Education is a fundamental human right, something we take for granted in developed countries. But in Côte d’Ivoire it’s a dream for many, after thousands of classrooms were destroyed in recent civil conflict.
These children are relatively fortunate, as many others have little alternative but to work on family farms. Even when local schools exist, rural poverty means that some parents still prefer their kids to work.
According to a recent survey from Tulane University, there are currently 1.2 million children laboring in cocoa production in Côte d’Ivoire.
These children are denied their right to education, and lack the leisure time or energy to play team games such as soccer, which are also vital for their physical and mental development.
Improving social conditions
Didier Drogba started the foundation that bears his name to help such vulnerable Ivorians in the area of education, and it has now partnered Nestlé to further these goals, which the company supports.
Nestlé Cocoa Plan Head, Darrell High, explains that the company will build a new state-run primary school for the Foundation in Drogba’s home region of Gagnoa.
The Plan enables farmers to run profitable farms and enables the company to source good quality, sustainable cocoa for its products. Crucially, it also improves social conditions in farming communities.
Nestlé has a zero-tolerance attitude towards child labor in its supply chain, and has already built 42 government-run schools with places for thousands of kids and young people to address the problem.

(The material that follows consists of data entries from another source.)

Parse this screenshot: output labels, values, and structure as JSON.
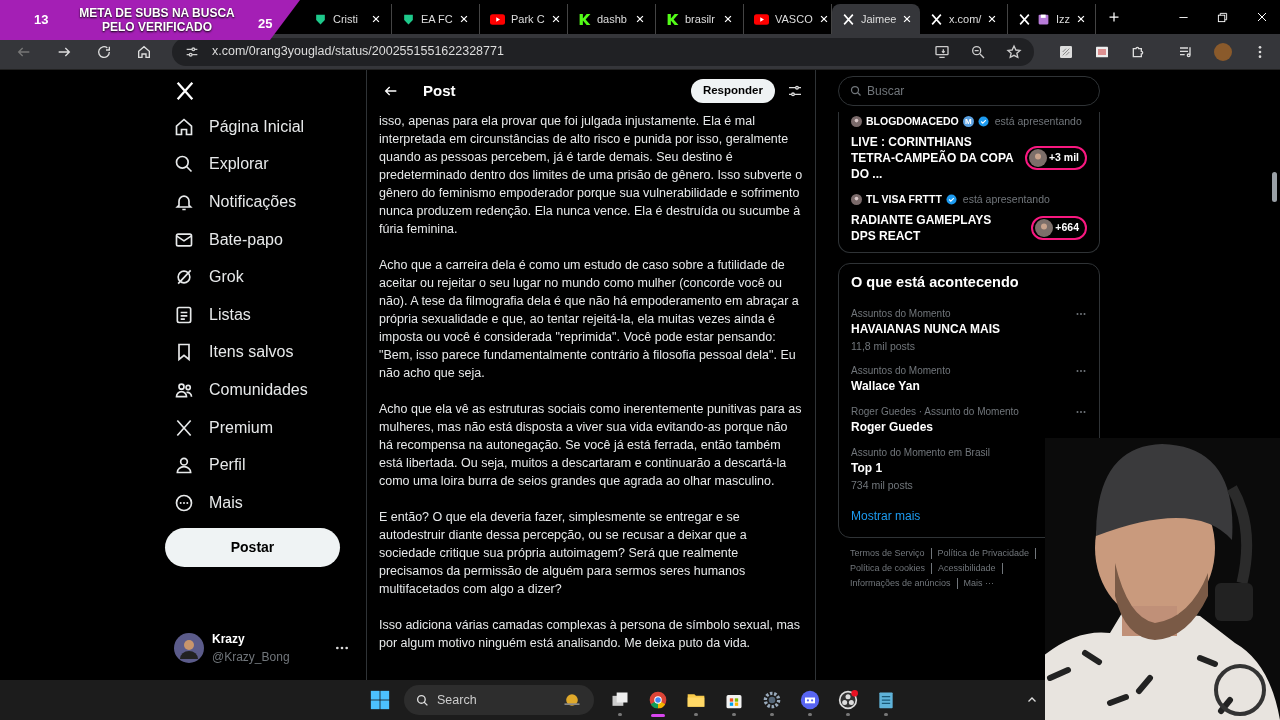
{
  "stream_overlay": {
    "left_count": "13",
    "goal": "META DE SUBS NA BUSCA PELO VERIFICADO",
    "right_count": "25"
  },
  "browser": {
    "tabs": [
      {
        "title": "Cristi",
        "kind": "fc",
        "selected": false
      },
      {
        "title": "EA FC",
        "kind": "fc",
        "selected": false
      },
      {
        "title": "Park C",
        "kind": "youtube",
        "selected": false
      },
      {
        "title": "dashb",
        "kind": "k",
        "selected": false
      },
      {
        "title": "brasilr",
        "kind": "k",
        "selected": false
      },
      {
        "title": "VASCO",
        "kind": "youtube",
        "selected": false
      },
      {
        "title": "Jaimee",
        "kind": "x",
        "selected": true
      },
      {
        "title": "x.com/",
        "kind": "x",
        "selected": false
      },
      {
        "title": "Izz",
        "kind": "x-floppy",
        "selected": false
      }
    ],
    "url": "x.com/0rang3youglad/status/2002551551622328771"
  },
  "nav": {
    "items": [
      {
        "label": "Página Inicial",
        "kind": "home"
      },
      {
        "label": "Explorar",
        "kind": "search"
      },
      {
        "label": "Notificações",
        "kind": "bell"
      },
      {
        "label": "Bate-papo",
        "kind": "mail"
      },
      {
        "label": "Grok",
        "kind": "grok"
      },
      {
        "label": "Listas",
        "kind": "list"
      },
      {
        "label": "Itens salvos",
        "kind": "bookmark"
      },
      {
        "label": "Comunidades",
        "kind": "people"
      },
      {
        "label": "Premium",
        "kind": "x"
      },
      {
        "label": "Perfil",
        "kind": "person"
      },
      {
        "label": "Mais",
        "kind": "more"
      }
    ],
    "post_button": "Postar",
    "account": {
      "name": "Krazy",
      "handle": "@Krazy_Bong"
    }
  },
  "post": {
    "title": "Post",
    "reply_button": "Responder",
    "paragraphs": [
      "isso, apenas para ela provar que foi julgada injustamente. Ela é mal interpretada em circunstâncias de alto risco e punida por isso, geralmente quando as pessoas percebem, já é tarde demais. Seu destino é predeterminado dentro dos limites de uma prisão de gênero. Isso subverte o gênero do feminismo empoderador porque sua vulnerabilidade e sofrimento nunca produzem redenção. Ela nunca vence. Ela é destruída ou sucumbe à fúria feminina.",
      "Acho que a carreira dela é como um estudo de caso sobre a futilidade de aceitar ou rejeitar o seu lugar no mundo como mulher (concorde você ou não). A tese da filmografia dela é que não há empoderamento em abraçar a própria sexualidade e que, ao tentar rejeitá-la, ela muitas vezes ainda é imposta ou você é considerada \"reprimida\". Você pode estar pensando: \"Bem, isso parece fundamentalmente contrário à filosofia pessoal dela\". Eu não acho que seja.",
      "Acho que ela vê as estruturas sociais como inerentemente punitivas para as mulheres, mas não está disposta a viver sua vida evitando-as porque não há recompensa na autonegação. Se você já está ferrada, então também está libertada. Ou seja, muitos a descartaram e continuarão a descartá-la como uma loira burra de seios grandes que agrada ao olhar masculino.",
      "E então? O que ela deveria fazer, simplesmente se entregar e se autodestruir diante dessa percepção, ou se recusar a deixar que a sociedade critique sua própria autoimagem? Será que realmente precisamos da permissão de alguém para sermos seres humanos multifacetados com algo a dizer?",
      "Isso adiciona várias camadas complexas à persona de símbolo sexual, mas por algum motivo ninguém está analisando. Me deixa puto da vida."
    ]
  },
  "sidebar": {
    "search": {
      "placeholder": "Buscar"
    },
    "live": [
      {
        "host": "BLOGDOMACEDO",
        "host_badge": "M",
        "status": "está apresentando",
        "title": "LIVE : CORINTHIANS TETRA-CAMPEÃO DA COPA DO ...",
        "viewers": "+3 mil"
      },
      {
        "host": "TL VISA FRTTT",
        "status": "está apresentando",
        "title": "RADIANTE GAMEPLAYS DPS REACT",
        "viewers": "+664"
      }
    ],
    "trends": {
      "title": "O que está acontecendo",
      "items": [
        {
          "context": "Assuntos do Momento",
          "name": "HAVAIANAS NUNCA MAIS",
          "posts": "11,8 mil posts"
        },
        {
          "context": "Assuntos do Momento",
          "name": "Wallace Yan"
        },
        {
          "context": "Roger Guedes · Assunto do Momento",
          "name": "Roger Guedes"
        },
        {
          "context": "Assunto do Momento em Brasil",
          "name": "Top 1",
          "posts": "734 mil posts"
        }
      ],
      "more": "Mostrar mais"
    },
    "footer_links": [
      "Termos de Serviço",
      "Política de Privacidade",
      "Política de cookies",
      "Acessibilidade",
      "Informações de anúncios",
      "Mais ···"
    ]
  },
  "taskbar": {
    "search_placeholder": "Search",
    "apps": [
      {
        "kind": "task-view",
        "selected": false
      },
      {
        "kind": "chrome",
        "selected": true
      },
      {
        "kind": "folder",
        "selected": false
      },
      {
        "kind": "store",
        "selected": false
      },
      {
        "kind": "settings",
        "selected": false
      },
      {
        "kind": "discord",
        "selected": false
      },
      {
        "kind": "obs",
        "selected": false
      },
      {
        "kind": "notepad",
        "selected": false
      }
    ]
  }
}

But classrooms alone aren’t enough. Nestlé also builds staff accommodation to attract good teachers to rural communities, which in turn encourages parents to send their kids to school. It also constructs toilets, and canteens to serve hot food.
Building schools does work

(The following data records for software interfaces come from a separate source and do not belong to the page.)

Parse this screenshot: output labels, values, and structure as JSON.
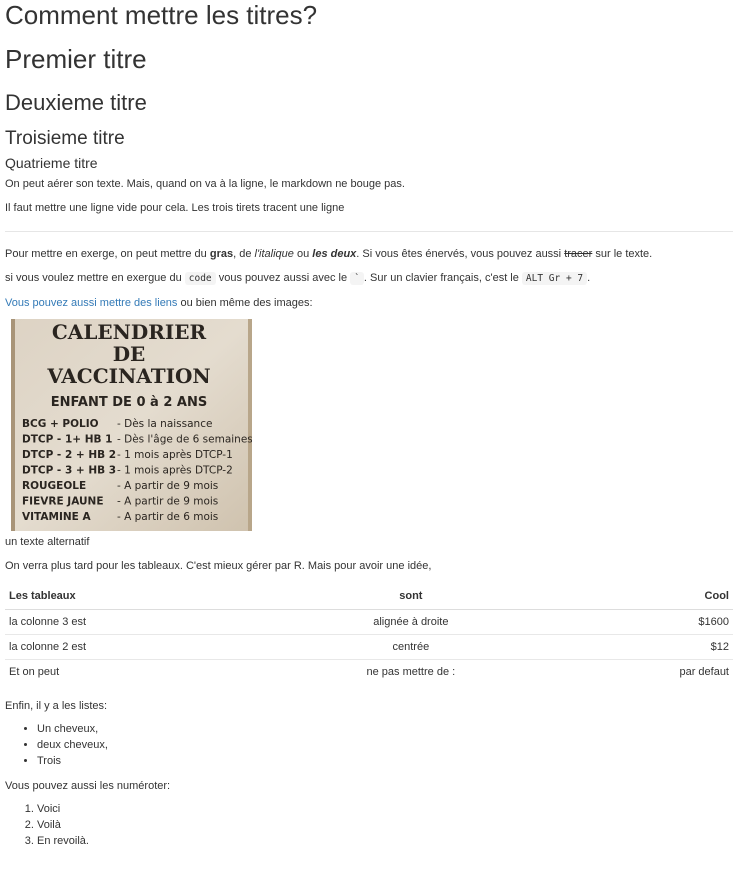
{
  "headings": {
    "h1": "Comment mettre les titres?",
    "h2": "Premier titre",
    "h3": "Deuxieme titre",
    "h4": "Troisieme titre",
    "h5": "Quatrieme titre"
  },
  "intro": {
    "line1": "On peut aérer son texte. Mais, quand on va à la ligne, le markdown ne bouge pas.",
    "line2": "Il faut mettre une ligne vide pour cela. Les trois tirets tracent une ligne"
  },
  "emphasis": {
    "prefix": "Pour mettre en exerge, on peut mettre du ",
    "bold": "gras",
    "sep1": ", de ",
    "italic": "l'italique",
    "sep2": " ou ",
    "bolditalic": "les deux",
    "sep3": ". Si vous êtes énervés, vous pouvez aussi ",
    "strike": "tracer",
    "suffix": " sur le texte."
  },
  "code_line": {
    "prefix": "si vous voulez mettre en exergue du ",
    "code1": "code",
    "mid": " vous pouvez aussi avec le ",
    "code2": "`",
    "mid2": ". Sur un clavier français, c'est le ",
    "code3": "ALT Gr + 7",
    "suffix": "."
  },
  "link_line": {
    "link": "Vous pouvez aussi mettre des liens",
    "suffix": " ou bien même des images:"
  },
  "image": {
    "lines": [
      "CALENDRIER",
      "DE",
      "VACCINATION",
      "ENFANT DE 0 à 2 ANS"
    ],
    "rows": [
      {
        "left": "BCG + POLIO",
        "right": "- Dès la naissance"
      },
      {
        "left": "DTCP - 1+ HB 1",
        "right": "- Dès l'âge de 6 semaines"
      },
      {
        "left": "DTCP - 2  + HB 2",
        "right": "- 1 mois après DTCP-1"
      },
      {
        "left": "DTCP - 3 + HB 3",
        "right": "- 1 mois après DTCP-2"
      },
      {
        "left": "ROUGEOLE",
        "right": "- A partir de 9 mois"
      },
      {
        "left": "FIEVRE JAUNE",
        "right": "- A partir de 9 mois"
      },
      {
        "left": "VITAMINE A",
        "right": "- A partir de 6 mois"
      }
    ]
  },
  "alt_text": "un texte alternatif",
  "table_intro": "On verra plus tard pour les tableaux. C'est mieux gérer par R. Mais pour avoir une idée,",
  "table": {
    "headers": [
      "Les tableaux",
      "sont",
      "Cool"
    ],
    "rows": [
      [
        "la colonne 3 est",
        "alignée à droite",
        "$1600"
      ],
      [
        "la colonne 2 est",
        "centrée",
        "$12"
      ],
      [
        "Et on peut",
        "ne pas mettre de :",
        "par defaut"
      ]
    ]
  },
  "lists_intro": "Enfin, il y a les listes:",
  "bullets": [
    "Un cheveux,",
    "deux cheveux,",
    "Trois"
  ],
  "numbered_intro": "Vous pouvez aussi les numéroter:",
  "numbered": [
    "Voici",
    "Voilà",
    "En revoilà."
  ],
  "colors": {
    "link": "#337ab7",
    "text": "#333333"
  }
}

Nick Weatherill, Executive Director of International Cocoa Initiative, an organization that promotes child protection in cocoa communities, insists that well-built schools do help in the fight against child labor.
“If there’s no school in a community, then there’s no real alternative for kids. Since their parents are hardly going to let them sit at home doing nothing, the likelihood of them working on the farm is therefore higher. So building one is an essential part of the response.”
“If that school offers high quality education, and it’s free, then you rarely find a cocoa farmer who doesn’t want to send his child. That said, bricks and mortar alone isn’t enough.”
Weatherill warns that if farmers can’t afford to hire adult workers to replace their children, then they can be reluctant to send them to school. That’s why it’s also vital to address the problem of rural poverty.
Helping children to attend
Nestlé tackles this issue through a monitoring system that is unique in the cocoa industry, which recruits liaison officers from local communities to identify vulnerable children who are either working or at risk.
Once identified, the children are given help to attend school. Sometimes they may simply lack the birth certificate or uniform they require to attend. In more serious cases, their mothers can be given help to develop new income sources and cover school costs.
“We don’t pretend to have solved the problem of child labor. But by supporting farmers in Côte d’Ivoire to ensure that cocoa farming is profitable and sustainable, and through specific measures to help children attend school and fulfill their potential, we’re working hard to make a difference,” High says.